Skyline Boulevard slide near Skylonda

March 24, 2019

Work continues on Skyline Boulevard slide west of Skylonda. (Mobius image)


I decided to check out the slide on Skyline Boulevard that’s 0.87 miles west of Skylonda.

The damage to the upslope is substantial, so there’s a lot of equipment in place to fix the hillside. That’s why there’s a stoplight. Half the road is taken up by heavy equipment.

Looking at November 2017 Google Map images of this location, there was already sagging in the hillside. I don’t know when it got worse.

The good news is that Kings Mountain Road is free of mudslides, although I rode through Huddart Park, so I didn’t see the lower section.

I think traffic drives too fast on Skyline, but that’s just me. Also, I thought the days of muscle cars came and went in the 1960s.

Many cars I saw qualified as souped up Hemi-engine growlers.

Old La Honda Road succumbs to winter’s rain

March 18, 2019

Old La Honda Road west had a culvert meltdown. Culverts can be blamed for many road problems.

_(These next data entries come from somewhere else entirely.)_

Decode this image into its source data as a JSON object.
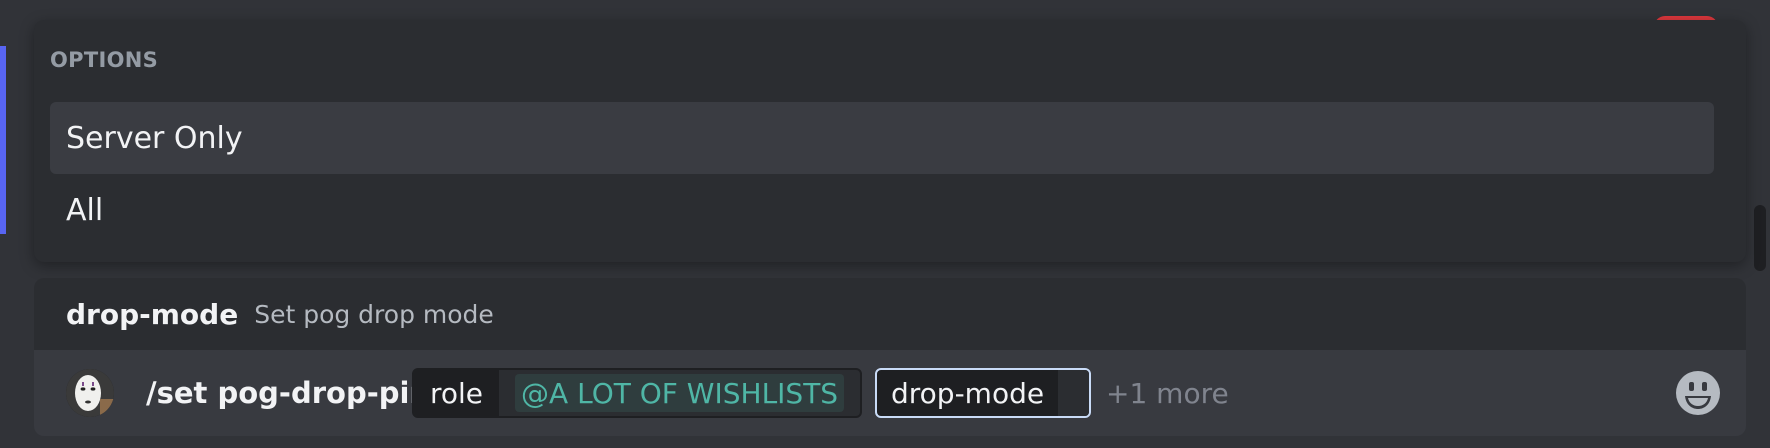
{
  "colors": {
    "accent": "#5865f2",
    "mention_text": "#4fb6a6",
    "focus_border": "#c9dbf7",
    "danger": "#da373c"
  },
  "options_popup": {
    "header": "OPTIONS",
    "items": [
      {
        "label": "Server Only",
        "selected": true
      },
      {
        "label": "All",
        "selected": false
      }
    ]
  },
  "command_hint": {
    "name": "drop-mode",
    "description": "Set pog drop mode"
  },
  "composer": {
    "avatar_icon": "user-avatar",
    "command": "/set pog-drop-ping",
    "params": [
      {
        "name": "role",
        "value": "@A LOT OF WISHLISTS"
      },
      {
        "name": "drop-mode",
        "value": ""
      }
    ],
    "more": "+1 more",
    "emoji_icon": "smiley-emoji-icon"
  }
}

As you already knew, Old La Honda Road (west) took a hit this winter when a chunk of road 0.3 miles south of Skyline Boulevard fell downslope.

Two concrete barricades make it impossible for cars to get through.

This slide resembles the one in 2017, 3/4 mile downhill.

I had other plans, so I continued south on Skyline Boulevard. I was none to happy to see the yellow markers installed down the middle of the road at the scenic overlook. Is this necessary?

Now cyclists have to ride through a narrow section that will make car encounters unpleasant. Drivers often hit 60 mph on this stretch. Let’s hope they slow down here.

Today was one of those days when you wish you were young and strong again. Such lovely weather and so little traffic.

Whoever approved this abomination has no empathy for cyclists.

Add black ice to your list of cycling hazards

March 17, 2019

Black ice sign on Moody Road deserves your attention. Shade, freezing cold, wet is a recipe for black ice.


It’s too late now, but a few weeks ago this sign served as a reminder that black ice lurks in the Santa Cruz Mountains on cold mornings.

If you hit black ice while riding, in all likelihood you’ll fall. It’s so slippery that it takes just a few inches to bring you down.

My black ice encounter went as you might imagine. On a cold, frosty morning climbing Page Mill Road, about a mile up from Moody Road, I was following right behind Jobst Brandt.

He yelled, “Watch out for black ice!” One second later, I hit the ground. Jobst turned and berated me. “I told you to watch out for black ice!”

Hey, I didn’t see anything. That’s why it’s called black ice. You don’t see it until you’re on it.

Follow this precaution: It’s more likely found in shady or wet areas when the temperature drops to freezing. In my case it was not all that shady, but it was a steep spot where water oozed out of the road.

Los Altos Hills has a history of posting bad road signs, but this one gets a big thumbs up.